Slip and fall injuries are very common, and they occur at a wide variety of locations. One of the most important questions that comes up after a slip and fall injury is: who is responsible? That question can be a little complicated for slip and fall injuries on rental property. The answer depends on many factors, including who was injured.
Property owner’s liability for negligence
Property owners are generally not expected to protect individuals from every conceivable danger. However, if there is evidence of negligence, there may be liability. The concept of negligence is centered around the standard of care the property owner was expected to meet, based on what a reasonable person in the same situation would have done. To prove negligence, you must first establish that a legal duty to exercise reasonable care existed. That duty is based who was injured and why that person was on the property at the time of the injury. Next, it must be shown that the property owner failed to exercise that duty, which resulted in the injuries being claimed.

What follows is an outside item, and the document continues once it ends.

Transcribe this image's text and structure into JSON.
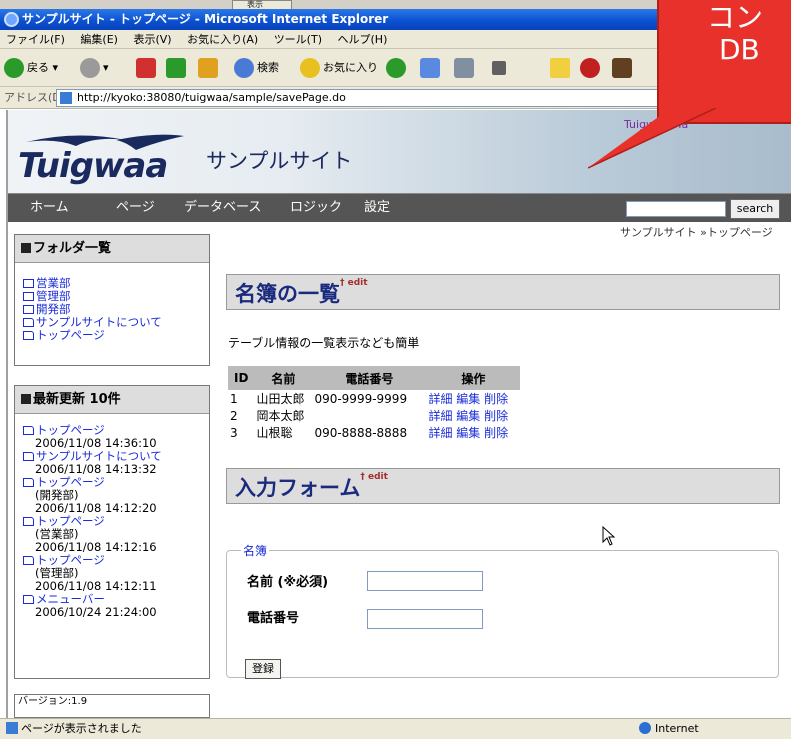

What if the owner and occupier of the property are not the same?
In many cases, the owner of the property is not the same person or entity as the occupier of the property. For instance, the owner of a building may be different from the business renting the building to operate a store. Perhaps the most common example is rental property. The landlord owns the property, but the person renting the apartment or home is the actual occupier. How do you determine liability in that case? This can be a very tricky situation. The answer will depend on several factors, including the type of property in question, and the type of negligence involved.
Who is responsible for injuries on rental property?
The rules of legal responsibility for injuries sustained on private residences differ from those occurring on commercial property. With a residence, the rules are fairly simple. Whether you are a guest at a rented apartment, or the tenant, the party responsible for your injuries is the person responsible for maintaining the area or condition that caused your injuries. As such, the landlord is generally responsible for everything outside of the apartment and all immovable objects in the apartment. This would include hallways, stairways and entrances, as well as floors, walls, fixtures and appliances in the apartment, as long as those appliances originally came with the apartment. Therefore, the tenant would be responsible for anything movable inside the apartment.
Of course, there is an exception when the tenant is aware of a dangerous condition in the apartment, such as a broken floorboard, but does nothing about it and fails to warn the guest. In that situation, both the tenant and the landlord may be liable for any injury to a guest caused by that dangerous condition.
If you have questions regarding injuries on rental property, or any other personal injury concerns in Arkansas or Missouri, please contact the Cottrell Law Office by calling us at (888) 433-4861.
To learn more, please download our free Liability in Arkansas here.